Task to carry out :: Within the records, determine how many lines contain the word "more". Your reply must consist of that number only.

Information given ::
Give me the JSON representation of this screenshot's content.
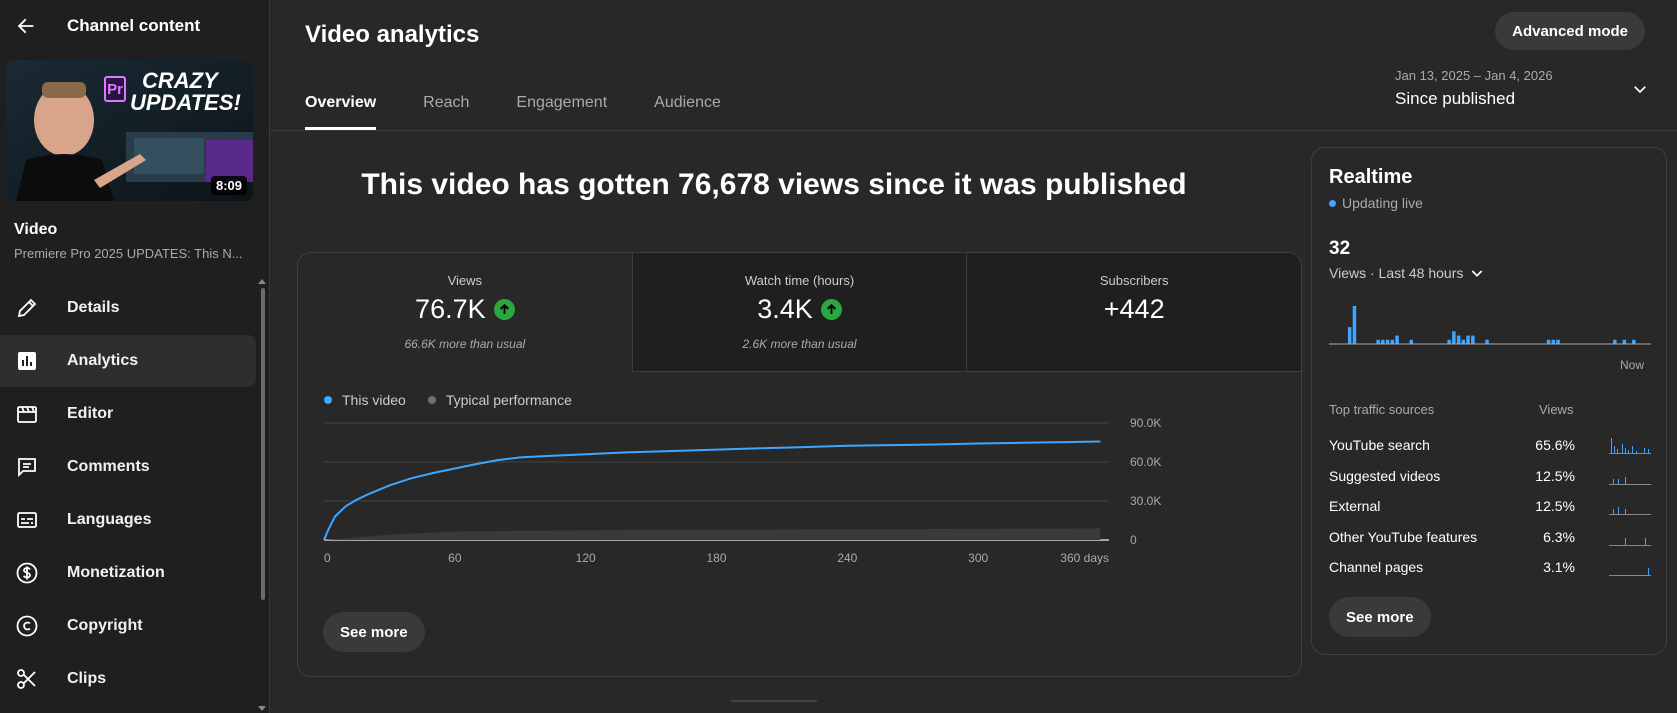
{
  "sidebar": {
    "back_label": "Channel content",
    "video_label": "Video",
    "video_title": "Premiere Pro 2025 UPDATES: This N...",
    "thumbnail": {
      "text_line1": "CRAZY",
      "text_line2": "UPDATES!",
      "badge": "Pr",
      "duration": "8:09"
    },
    "items": [
      {
        "label": "Details",
        "icon": "pencil-icon"
      },
      {
        "label": "Analytics",
        "icon": "analytics-icon",
        "active": true
      },
      {
        "label": "Editor",
        "icon": "clapperboard-icon"
      },
      {
        "label": "Comments",
        "icon": "comment-icon"
      },
      {
        "label": "Languages",
        "icon": "subtitles-icon"
      },
      {
        "label": "Monetization",
        "icon": "dollar-icon"
      },
      {
        "label": "Copyright",
        "icon": "copyright-icon"
      },
      {
        "label": "Clips",
        "icon": "scissors-icon"
      }
    ]
  },
  "header": {
    "title": "Video analytics",
    "advanced_mode": "Advanced mode",
    "tabs": [
      "Overview",
      "Reach",
      "Engagement",
      "Audience"
    ],
    "date_range": "Jan 13, 2025 – Jan 4, 2026",
    "date_label": "Since published"
  },
  "headline": "This video has gotten 76,678 views since it was published",
  "metrics": [
    {
      "label": "Views",
      "value": "76.7K",
      "note": "66.6K more than usual",
      "trend": "up"
    },
    {
      "label": "Watch time (hours)",
      "value": "3.4K",
      "note": "2.6K more than usual",
      "trend": "up"
    },
    {
      "label": "Subscribers",
      "value": "+442",
      "note": ""
    }
  ],
  "legend": {
    "series1": "This video",
    "series2": "Typical performance"
  },
  "see_more": "See more",
  "chart_data": {
    "type": "line",
    "x_ticks": [
      "0",
      "60",
      "120",
      "180",
      "240",
      "300",
      "360 days"
    ],
    "y_ticks": [
      "90.0K",
      "60.0K",
      "30.0K",
      "0"
    ],
    "ylim": [
      0,
      90000
    ],
    "xlim": [
      0,
      360
    ],
    "series": [
      {
        "name": "This video",
        "color": "#3ea6ff",
        "x": [
          0,
          2,
          5,
          10,
          15,
          20,
          30,
          40,
          50,
          60,
          70,
          80,
          90,
          100,
          120,
          140,
          160,
          180,
          200,
          220,
          240,
          260,
          280,
          300,
          320,
          340,
          356
        ],
        "y": [
          0,
          8000,
          18000,
          26000,
          31000,
          35000,
          42000,
          47500,
          51500,
          55000,
          58500,
          61500,
          63500,
          64500,
          66000,
          67500,
          68500,
          69500,
          70500,
          71500,
          72500,
          73000,
          73500,
          74200,
          74800,
          75300,
          75800
        ]
      },
      {
        "name": "Typical performance",
        "color": "#555555",
        "x": [
          0,
          30,
          60,
          120,
          180,
          240,
          300,
          356
        ],
        "y": [
          0,
          4000,
          6500,
          7500,
          8000,
          8300,
          8600,
          8800
        ]
      }
    ]
  },
  "realtime": {
    "title": "Realtime",
    "live": "Updating live",
    "count": "32",
    "views_label": "Views · Last 48 hours",
    "now": "Now",
    "spark": [
      0,
      0,
      0,
      0,
      4,
      9,
      0,
      0,
      0,
      0,
      1,
      1,
      1,
      1,
      2,
      0,
      0,
      1,
      0,
      0,
      0,
      0,
      0,
      0,
      0,
      1,
      3,
      2,
      1,
      2,
      2,
      0,
      0,
      1,
      0,
      0,
      0,
      0,
      0,
      0,
      0,
      0,
      0,
      0,
      0,
      0,
      1,
      1,
      1,
      0,
      0,
      0,
      0,
      0,
      0,
      0,
      0,
      0,
      0,
      0,
      1,
      0,
      1,
      0,
      1,
      0,
      0,
      0
    ],
    "traffic_header": "Top traffic sources",
    "traffic_views_header": "Views",
    "sources": [
      {
        "name": "YouTube search",
        "pct": "65.6%"
      },
      {
        "name": "Suggested videos",
        "pct": "12.5%"
      },
      {
        "name": "External",
        "pct": "12.5%"
      },
      {
        "name": "Other YouTube features",
        "pct": "6.3%"
      },
      {
        "name": "Channel pages",
        "pct": "3.1%"
      }
    ],
    "see_more": "See more"
  }
}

The answer :: 4